Topic: Sports & Entertainment
Andre Agassi Does Something Strange
Normally an article like this would be assigned to the Ethics Hero department, for it extols the ethical instincts of one individual, pro tennis player Andre Agassi. But there is something more significant to be taken from Agassi moment of ethics heroism, and that is that, in America at least, sports fans won't understand it at all.
For those of you who don't follow tennis (he said with lightly disguised sarcasm), Agassi was locked in a hard-fought semi-final match against Guillermo Coria in the Rome Masters tournament, and about to win a set when a shot by his opponent was called out of bounds. But Agassi over-ruled the line judge; he thought Coria's shot was good. The point was replayed, Coria won it, and Agassi lost the set and the match.
Agassi, at 35, is in the waning years of his career as a tennis super-star; he hasn't won a major tournament since last summer. Nevertheless, he followed the ancient and increasingly anachronistic ethics code of tennis, one of the very few sports in which a competitor is encouraged to correct a faulty referee's call to his or her own detriment. Encouraged or not, the vast majority of professional tennis players, with thousands of dollars on the line, no longer do it.
The fact that Agassi did and lost the match as a result of his ethical impulse was buried in most printed accounts of the match, which itself was buried in the nether regions of the sports pages. His conduct exemplified what was once called sportsmanship, and formed the foundation of the argument that sports were good for us, our culture, and our children. Now it is relegated to a fringe professional sport with a minimal fan base, and has become so alien to the ethos of the popular professional sports that it will provoke most fans to scratch their heads in puzzlement.
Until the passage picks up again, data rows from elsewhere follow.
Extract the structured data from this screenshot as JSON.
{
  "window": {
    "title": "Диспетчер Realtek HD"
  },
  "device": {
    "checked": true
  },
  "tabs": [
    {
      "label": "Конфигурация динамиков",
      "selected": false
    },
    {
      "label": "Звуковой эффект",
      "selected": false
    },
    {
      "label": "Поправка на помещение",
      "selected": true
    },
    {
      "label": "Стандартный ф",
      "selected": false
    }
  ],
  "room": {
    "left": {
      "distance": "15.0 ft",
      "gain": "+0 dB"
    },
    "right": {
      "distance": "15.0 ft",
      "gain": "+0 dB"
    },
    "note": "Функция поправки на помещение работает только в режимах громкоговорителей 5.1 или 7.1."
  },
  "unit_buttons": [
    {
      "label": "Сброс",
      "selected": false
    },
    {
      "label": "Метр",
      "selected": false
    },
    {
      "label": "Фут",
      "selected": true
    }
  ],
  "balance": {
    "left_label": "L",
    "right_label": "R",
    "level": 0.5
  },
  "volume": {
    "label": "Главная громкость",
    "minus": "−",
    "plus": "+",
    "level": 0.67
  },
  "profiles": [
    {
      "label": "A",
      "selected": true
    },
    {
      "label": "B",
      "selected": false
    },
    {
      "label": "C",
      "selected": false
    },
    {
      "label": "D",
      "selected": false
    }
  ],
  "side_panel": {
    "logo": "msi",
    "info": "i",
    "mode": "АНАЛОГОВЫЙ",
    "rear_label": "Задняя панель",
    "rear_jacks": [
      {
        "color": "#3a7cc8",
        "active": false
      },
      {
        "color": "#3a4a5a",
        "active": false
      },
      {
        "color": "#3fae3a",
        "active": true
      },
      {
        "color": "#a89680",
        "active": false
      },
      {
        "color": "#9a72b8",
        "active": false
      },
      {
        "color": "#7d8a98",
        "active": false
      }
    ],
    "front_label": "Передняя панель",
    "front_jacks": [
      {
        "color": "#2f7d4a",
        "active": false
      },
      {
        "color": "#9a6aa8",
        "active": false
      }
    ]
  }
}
America's professional sports are about winning and money. It is now clear that untold numbers of baseball stars improved their performance by using illegal anabolic steroids, and baseball fans have reacted by cheering the few whose use has been revealed, like Yankee star Jason Giambi. Hockey owners and players were perfectly willing to cause financial ruin for scores of small businesses dependant on the sport rather than come to a compromise on finances that would save the 2004-2005 season. Many of the most popular NFL players specialize in taunting opponents; ditto the stars of the trash-talking, hip-hop NBA. What aspects of sportsmanship, exactly, do our kids learn from watching today's athletes?
Admittedly, tennis is different from, say, baseball: if a batter argued with an umpire that a called ball four should have been strike three, he'd probably be thrown out of the game and sent to the minors on the next bus out of town. But a gesture like Agassi' replayed point is an excellent example of true ethics in practice. The sports media would be doing us a service if they reported it prominently, talked about it, and made sure that everyone was reminded that sportsmanship, like the ivory-billed woodpecker, isn't completely extinct after all.